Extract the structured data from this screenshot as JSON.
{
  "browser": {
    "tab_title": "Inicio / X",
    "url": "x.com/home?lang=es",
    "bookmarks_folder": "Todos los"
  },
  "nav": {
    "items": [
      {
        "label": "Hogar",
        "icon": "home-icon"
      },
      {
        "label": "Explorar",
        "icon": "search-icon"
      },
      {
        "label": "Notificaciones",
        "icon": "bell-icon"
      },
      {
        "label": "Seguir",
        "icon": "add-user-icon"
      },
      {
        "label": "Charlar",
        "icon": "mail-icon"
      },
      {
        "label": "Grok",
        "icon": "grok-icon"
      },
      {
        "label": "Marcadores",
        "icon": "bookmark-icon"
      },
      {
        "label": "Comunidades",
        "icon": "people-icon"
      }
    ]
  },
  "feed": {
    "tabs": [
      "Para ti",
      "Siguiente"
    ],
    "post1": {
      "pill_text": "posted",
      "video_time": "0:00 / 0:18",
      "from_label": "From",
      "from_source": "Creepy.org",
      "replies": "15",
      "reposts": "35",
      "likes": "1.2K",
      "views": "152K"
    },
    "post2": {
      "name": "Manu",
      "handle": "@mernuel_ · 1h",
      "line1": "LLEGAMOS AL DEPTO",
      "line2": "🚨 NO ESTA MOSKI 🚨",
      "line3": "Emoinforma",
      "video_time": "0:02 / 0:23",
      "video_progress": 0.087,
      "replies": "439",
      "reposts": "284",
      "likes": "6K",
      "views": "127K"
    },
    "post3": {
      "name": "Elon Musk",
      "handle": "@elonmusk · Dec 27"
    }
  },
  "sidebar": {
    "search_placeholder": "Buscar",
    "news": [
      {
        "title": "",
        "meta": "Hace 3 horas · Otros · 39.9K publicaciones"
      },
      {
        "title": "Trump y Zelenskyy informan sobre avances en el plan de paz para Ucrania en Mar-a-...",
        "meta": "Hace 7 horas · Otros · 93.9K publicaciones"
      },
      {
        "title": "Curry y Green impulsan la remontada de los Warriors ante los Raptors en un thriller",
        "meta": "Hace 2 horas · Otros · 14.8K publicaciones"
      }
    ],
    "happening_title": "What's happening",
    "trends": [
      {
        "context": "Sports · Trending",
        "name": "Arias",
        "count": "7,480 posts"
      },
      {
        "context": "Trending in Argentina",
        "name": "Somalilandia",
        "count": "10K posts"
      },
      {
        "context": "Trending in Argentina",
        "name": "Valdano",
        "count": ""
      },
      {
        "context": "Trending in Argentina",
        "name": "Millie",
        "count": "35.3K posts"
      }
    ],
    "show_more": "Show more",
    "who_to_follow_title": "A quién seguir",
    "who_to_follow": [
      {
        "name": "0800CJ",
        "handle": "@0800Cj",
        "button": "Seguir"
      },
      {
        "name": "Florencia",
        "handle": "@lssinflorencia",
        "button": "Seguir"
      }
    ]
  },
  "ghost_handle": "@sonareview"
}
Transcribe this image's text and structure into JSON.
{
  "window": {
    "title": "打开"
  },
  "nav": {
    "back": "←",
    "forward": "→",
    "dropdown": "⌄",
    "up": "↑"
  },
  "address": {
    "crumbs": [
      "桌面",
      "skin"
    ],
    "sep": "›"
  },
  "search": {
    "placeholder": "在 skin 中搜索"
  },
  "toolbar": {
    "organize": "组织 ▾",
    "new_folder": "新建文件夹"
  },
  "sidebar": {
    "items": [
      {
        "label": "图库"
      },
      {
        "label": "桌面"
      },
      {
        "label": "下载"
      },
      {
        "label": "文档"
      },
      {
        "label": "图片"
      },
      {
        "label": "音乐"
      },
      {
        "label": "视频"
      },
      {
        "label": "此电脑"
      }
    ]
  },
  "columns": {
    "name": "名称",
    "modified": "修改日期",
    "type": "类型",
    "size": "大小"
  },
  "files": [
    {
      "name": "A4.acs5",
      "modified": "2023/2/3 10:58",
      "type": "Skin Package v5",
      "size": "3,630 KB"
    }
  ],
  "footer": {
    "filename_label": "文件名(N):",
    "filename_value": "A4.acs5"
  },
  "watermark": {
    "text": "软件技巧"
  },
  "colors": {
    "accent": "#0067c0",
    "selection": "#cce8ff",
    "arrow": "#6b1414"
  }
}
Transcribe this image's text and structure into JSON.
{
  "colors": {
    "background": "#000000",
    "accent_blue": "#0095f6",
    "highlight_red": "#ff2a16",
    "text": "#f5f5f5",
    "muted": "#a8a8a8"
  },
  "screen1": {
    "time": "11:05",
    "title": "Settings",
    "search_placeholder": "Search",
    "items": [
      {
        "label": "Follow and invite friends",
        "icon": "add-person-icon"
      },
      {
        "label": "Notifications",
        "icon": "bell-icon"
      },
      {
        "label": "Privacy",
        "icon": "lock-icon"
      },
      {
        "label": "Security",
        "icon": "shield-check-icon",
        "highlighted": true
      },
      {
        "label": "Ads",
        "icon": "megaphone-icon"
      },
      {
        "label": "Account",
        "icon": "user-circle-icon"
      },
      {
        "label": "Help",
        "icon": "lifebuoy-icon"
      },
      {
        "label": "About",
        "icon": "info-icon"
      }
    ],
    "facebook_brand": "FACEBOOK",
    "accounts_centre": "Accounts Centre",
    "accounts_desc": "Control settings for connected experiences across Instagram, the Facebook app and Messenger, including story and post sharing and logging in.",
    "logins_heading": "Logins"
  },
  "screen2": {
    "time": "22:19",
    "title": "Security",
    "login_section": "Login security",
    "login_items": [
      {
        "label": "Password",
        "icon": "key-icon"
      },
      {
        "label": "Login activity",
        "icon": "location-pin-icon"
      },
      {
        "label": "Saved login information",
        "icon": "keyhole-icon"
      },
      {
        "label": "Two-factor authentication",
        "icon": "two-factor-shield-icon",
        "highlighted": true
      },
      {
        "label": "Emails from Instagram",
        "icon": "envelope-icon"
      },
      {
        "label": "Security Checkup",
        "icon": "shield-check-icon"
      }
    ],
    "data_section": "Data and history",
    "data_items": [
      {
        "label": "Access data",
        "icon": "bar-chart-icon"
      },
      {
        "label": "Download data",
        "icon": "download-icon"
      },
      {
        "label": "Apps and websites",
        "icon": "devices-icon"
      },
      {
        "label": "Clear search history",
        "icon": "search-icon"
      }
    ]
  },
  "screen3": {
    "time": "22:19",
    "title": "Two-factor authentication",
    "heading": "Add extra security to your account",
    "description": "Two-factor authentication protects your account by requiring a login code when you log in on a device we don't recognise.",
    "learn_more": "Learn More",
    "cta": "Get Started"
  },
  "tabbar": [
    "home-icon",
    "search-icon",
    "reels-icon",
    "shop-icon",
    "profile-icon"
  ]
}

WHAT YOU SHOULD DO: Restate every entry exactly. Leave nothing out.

TASK OUTPUT:
Extract the structured data from this screenshot as JSON.
{
  "browser": {
    "tab_title": "Inicio / X",
    "url": "x.com/home?lang=es",
    "bookmarks_folder": "Todos los"
  },
  "nav": {
    "items": [
      {
        "label": "Hogar",
        "icon": "home-icon"
      },
      {
        "label": "Explorar",
        "icon": "search-icon"
      },
      {
        "label": "Notificaciones",
        "icon": "bell-icon"
      },
      {
        "label": "Seguir",
        "icon": "add-user-icon"
      },
      {
        "label": "Charlar",
        "icon": "mail-icon"
      },
      {
        "label": "Grok",
        "icon": "grok-icon"
      },
      {
        "label": "Marcadores",
        "icon": "bookmark-icon"
      },
      {
        "label": "Comunidades",
        "icon": "people-icon"
      }
    ]
  },
  "feed": {
    "tabs": [
      "Para ti",
      "Siguiente"
    ],
    "post1": {
      "pill_text": "posted",
      "video_time": "0:00 / 0:18",
      "from_label": "From",
      "from_source": "Creepy.org",
      "replies": "15",
      "reposts": "35",
      "likes": "1.2K",
      "views": "152K"
    },
    "post2": {
      "name": "Manu",
      "handle": "@mernuel_ · 1h",
      "line1": "LLEGAMOS AL DEPTO",
      "line2": "🚨 NO ESTA MOSKI 🚨",
      "line3": "Emoinforma",
      "video_time": "0:02 / 0:23",
      "video_progress": 0.087,
      "replies": "439",
      "reposts": "284",
      "likes": "6K",
      "views": "127K"
    },
    "post3": {
      "name": "Elon Musk",
      "handle": "@elonmusk · Dec 27"
    }
  },
  "sidebar": {
    "search_placeholder": "Buscar",
    "news": [
      {
        "title": "",
        "meta": "Hace 3 horas · Otros · 39.9K publicaciones"
      },
      {
        "title": "Trump y Zelenskyy informan sobre avances en el plan de paz para Ucrania en Mar-a-...",
        "meta": "Hace 7 horas · Otros · 93.9K publicaciones"
      },
      {
        "title": "Curry y Green impulsan la remontada de los Warriors ante los Raptors en un thriller",
        "meta": "Hace 2 horas · Otros · 14.8K publicaciones"
      }
    ],
    "happening_title": "What's happening",
    "trends": [
      {
        "context": "Sports · Trending",
        "name": "Arias",
        "count": "7,480 posts"
      },
      {
        "context": "Trending in Argentina",
        "name": "Somalilandia",
        "count": "10K posts"
      },
      {
        "context": "Trending in Argentina",
        "name": "Valdano",
        "count": ""
      },
      {
        "context": "Trending in Argentina",
        "name": "Millie",
        "count": "35.3K posts"
      }
    ],
    "show_more": "Show more",
    "who_to_follow_title": "A quién seguir",
    "who_to_follow": [
      {
        "name": "0800CJ",
        "handle": "@0800Cj",
        "button": "Seguir"
      },
      {
        "name": "Florencia",
        "handle": "@lssinflorencia",
        "button": "Seguir"
      }
    ]
  },
  "ghost_handle": "@sonareview"
}
Transcribe this image's text and structure into JSON.
{
  "window": {
    "title": "打开"
  },
  "nav": {
    "back": "←",
    "forward": "→",
    "dropdown": "⌄",
    "up": "↑"
  },
  "address": {
    "crumbs": [
      "桌面",
      "skin"
    ],
    "sep": "›"
  },
  "search": {
    "placeholder": "在 skin 中搜索"
  },
  "toolbar": {
    "organize": "组织 ▾",
    "new_folder": "新建文件夹"
  },
  "sidebar": {
    "items": [
      {
        "label": "图库"
      },
      {
        "label": "桌面"
      },
      {
        "label": "下载"
      },
      {
        "label": "文档"
      },
      {
        "label": "图片"
      },
      {
        "label": "音乐"
      },
      {
        "label": "视频"
      },
      {
        "label": "此电脑"
      }
    ]
  },
  "columns": {
    "name": "名称",
    "modified": "修改日期",
    "type": "类型",
    "size": "大小"
  },
  "files": [
    {
      "name": "A4.acs5",
      "modified": "2023/2/3 10:58",
      "type": "Skin Package v5",
      "size": "3,630 KB"
    }
  ],
  "footer": {
    "filename_label": "文件名(N):",
    "filename_value": "A4.acs5"
  },
  "watermark": {
    "text": "软件技巧"
  },
  "colors": {
    "accent": "#0067c0",
    "selection": "#cce8ff",
    "arrow": "#6b1414"
  }
}
Transcribe this image's text and structure into JSON.
{
  "colors": {
    "background": "#000000",
    "accent_blue": "#0095f6",
    "highlight_red": "#ff2a16",
    "text": "#f5f5f5",
    "muted": "#a8a8a8"
  },
  "screen1": {
    "time": "11:05",
    "title": "Settings",
    "search_placeholder": "Search",
    "items": [
      {
        "label": "Follow and invite friends",
        "icon": "add-person-icon"
      },
      {
        "label": "Notifications",
        "icon": "bell-icon"
      },
      {
        "label": "Privacy",
        "icon": "lock-icon"
      },
      {
        "label": "Security",
        "icon": "shield-check-icon",
        "highlighted": true
      },
      {
        "label": "Ads",
        "icon": "megaphone-icon"
      },
      {
        "label": "Account",
        "icon": "user-circle-icon"
      },
      {
        "label": "Help",
        "icon": "lifebuoy-icon"
      },
      {
        "label": "About",
        "icon": "info-icon"
      }
    ],
    "facebook_brand": "FACEBOOK",
    "accounts_centre": "Accounts Centre",
    "accounts_desc": "Control settings for connected experiences across Instagram, the Facebook app and Messenger, including story and post sharing and logging in.",
    "logins_heading": "Logins"
  },
  "screen2": {
    "time": "22:19",
    "title": "Security",
    "login_section": "Login security",
    "login_items": [
      {
        "label": "Password",
        "icon": "key-icon"
      },
      {
        "label": "Login activity",
        "icon": "location-pin-icon"
      },
      {
        "label": "Saved login information",
        "icon": "keyhole-icon"
      },
      {
        "label": "Two-factor authentication",
        "icon": "two-factor-shield-icon",
        "highlighted": true
      },
      {
        "label": "Emails from Instagram",
        "icon": "envelope-icon"
      },
      {
        "label": "Security Checkup",
        "icon": "shield-check-icon"
      }
    ],
    "data_section": "Data and history",
    "data_items": [
      {
        "label": "Access data",
        "icon": "bar-chart-icon"
      },
      {
        "label": "Download data",
        "icon": "download-icon"
      },
      {
        "label": "Apps and websites",
        "icon": "devices-icon"
      },
      {
        "label": "Clear search history",
        "icon": "search-icon"
      }
    ]
  },
  "screen3": {
    "time": "22:19",
    "title": "Two-factor authentication",
    "heading": "Add extra security to your account",
    "description": "Two-factor authentication protects your account by requiring a login code when you log in on a device we don't recognise.",
    "learn_more": "Learn More",
    "cta": "Get Started"
  },
  "tabbar": [
    "home-icon",
    "search-icon",
    "reels-icon",
    "shop-icon",
    "profile-icon"
  ]
}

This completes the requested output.